Running can be a social activity, if you’re willing to run at someone else’s pace but in my experience, running too slow hurts more than running too fast. Swimming, forget about it. Cycling on the other hand, is the quintessential social fitness activity. You could argue a spin class or the tread mill, but I never got any joy resembling a mouse on a wheel in a cage… not when you consider the scenery available on even a lackluster ride, in comparison.
For a couple of years, before I knew any better, I was a solo cyclist. I would head out the door when I had the time and keep my own pace and I was happy.
In my second season of cycling I was invited to ride with the fast folks on Tuesday night and that became a regular ride for me. While I did meet a few guys out there, the ride was so fast it was tough to be social… it was mostly just trying to hold on to the group.

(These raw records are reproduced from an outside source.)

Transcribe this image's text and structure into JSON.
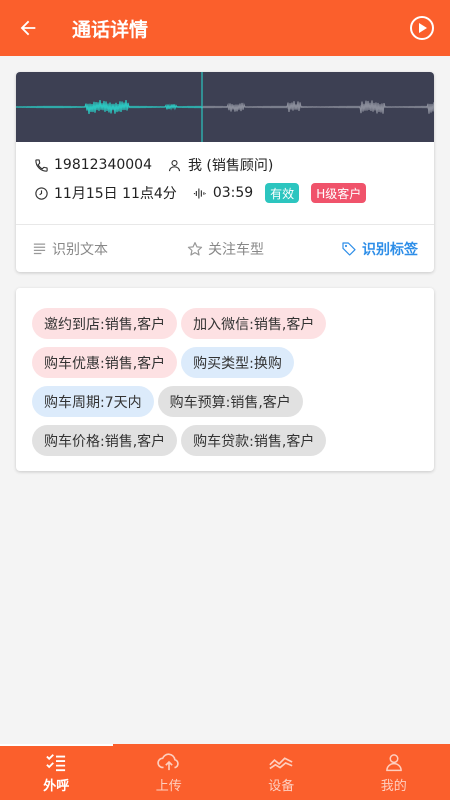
{
  "header": {
    "title": "通话详情",
    "back_icon": "arrow-left-icon",
    "play_icon": "play-circle-icon"
  },
  "call": {
    "phone": "19812340004",
    "owner": "我 (销售顾问)",
    "time": "11月15日 11点4分",
    "duration": "03:59",
    "valid_badge": "有效",
    "level_badge": "H级客户",
    "played_fraction": 0.445
  },
  "actions": {
    "text_label": "识别文本",
    "car_label": "关注车型",
    "tag_label": "识别标签"
  },
  "tags": [
    {
      "label": "邀约到店:销售,客户",
      "color": "pink"
    },
    {
      "label": "加入微信:销售,客户",
      "color": "pink"
    },
    {
      "label": "购车优惠:销售,客户",
      "color": "pink"
    },
    {
      "label": "购买类型:换购",
      "color": "blue"
    },
    {
      "label": "购车周期:7天内",
      "color": "blue"
    },
    {
      "label": "购车预算:销售,客户",
      "color": "gray"
    },
    {
      "label": "购车价格:销售,客户",
      "color": "gray"
    },
    {
      "label": "购车贷款:销售,客户",
      "color": "gray"
    }
  ],
  "tabbar": [
    {
      "label": "外呼",
      "icon": "checklist-icon",
      "active": true
    },
    {
      "label": "上传",
      "icon": "cloud-upload-icon",
      "active": false
    },
    {
      "label": "设备",
      "icon": "wave-icon",
      "active": false
    },
    {
      "label": "我的",
      "icon": "user-icon",
      "active": false
    }
  ],
  "colors": {
    "primary": "#fb5f2c",
    "accent_teal": "#2cc5bf",
    "tag_blue": "#2e8ee8",
    "badge_red": "#f0536b"
  }
}
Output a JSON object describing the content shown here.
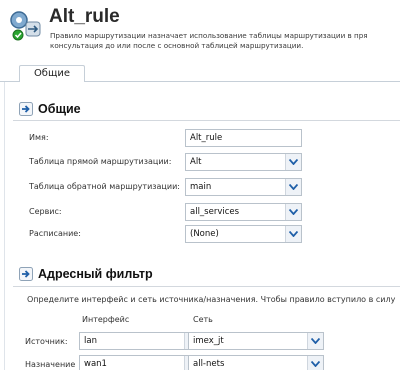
{
  "header": {
    "title": "Alt_rule",
    "description_line1": "Правило маршрутизации назначает использование таблицы маршрутизации в пря",
    "description_line2": "консультация до или после с основной таблицей маршрутизации."
  },
  "tabs": [
    {
      "label": "Общие"
    }
  ],
  "general": {
    "section_title": "Общие",
    "name_label": "Имя:",
    "name_value": "Alt_rule",
    "forward_table_label": "Таблица прямой маршрутизации:",
    "forward_table_value": "Alt",
    "reverse_table_label": "Таблица обратной маршрутизации:",
    "reverse_table_value": "main",
    "service_label": "Сервис:",
    "service_value": "all_services",
    "schedule_label": "Расписание:",
    "schedule_value": "(None)"
  },
  "address_filter": {
    "section_title": "Адресный фильтр",
    "info": "Определите интерфейс и сеть источника/назначения. Чтобы правило вступило в силу",
    "col_interface": "Интерфейс",
    "col_network": "Сеть",
    "source_label": "Источник:",
    "source_interface": "lan",
    "source_network": "imex_jt",
    "dest_label": "Назначение",
    "dest_interface": "wan1",
    "dest_network": "all-nets"
  },
  "icons": {
    "header": "routing-rule-icon",
    "section": "section-arrow-icon",
    "dropdown": "chevron-down-icon"
  },
  "colors": {
    "accent": "#1f5fa8",
    "border": "#b9c2cb"
  }
}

Then a pattern emerged between several of us last year. Four to six of us would end up dropping within a mile or two of each other so rather than ride the rest of the route alone, we decided to meet up at the 20 mile mark so we could ride the last ten back as our own pack. We came together, a few of us, and grew as friends… Matt, Mike, Phill, Brad, Chuck and me. We all ride about the same pace.
All of a sudden we started riding together at organized rides. Centuries, metric centuries, and every weekend that we’re not riding organized rides we’re out for long training rides together. Then came road trips and weekend long camping for supported rides.
This past season my wife joined our little rabble for one of the weekend rides, some Tuesday evening rides, and with me most weekdays:
At first, I had to ride a little slower than normal but as my wife got stronger and more confident, our pace picked up to a point where my wife can hurt me if I’m not careful.
Cycling hasn’t been the same since. It’s been better, more enjoyable, to share the ride with friends (especially my wife). I have come to find that I enjoy cycling much more with friends. The good times, laughs and meals eaten together make the work worth it. And enjoyable.
I used to be under the mistaken impression that I was destined to be a solo cyclist, that getting faster was too important to ride with anyone else and if I rode with someone slower, that would mess with getting faster. It made sense at the time but once I found out how much fun riding with friends was, I gave up on worrying about everything else (my fear wasn’t necessarily true either – as long as I have a couple of really hard days a week, I get faster). I worried at first, of course, that I wouldn’t be fast enough for the group or that I wouldn’t find a decent gaggle to ride with or that I would end up in situations where I was tempted to drink with my new friends. In the end, once I let go of my fears, I ended up with a group of guys who don’t drink (I don’t even have sobriety seniority in our group at 23 years) and who gel well together. Many of my friends are much older than I am but that doesn’t matter at all in the scheme of things.
All I had to do was stick around long enough to find out who I liked… and who could tolerate me. With that out of the way, I’ll ride in almost any kind of crappy weather just to hang out with my friends.
It also doesn’t hurt that my wife and I have side-by-side trainers for when the roads ice up though. 😉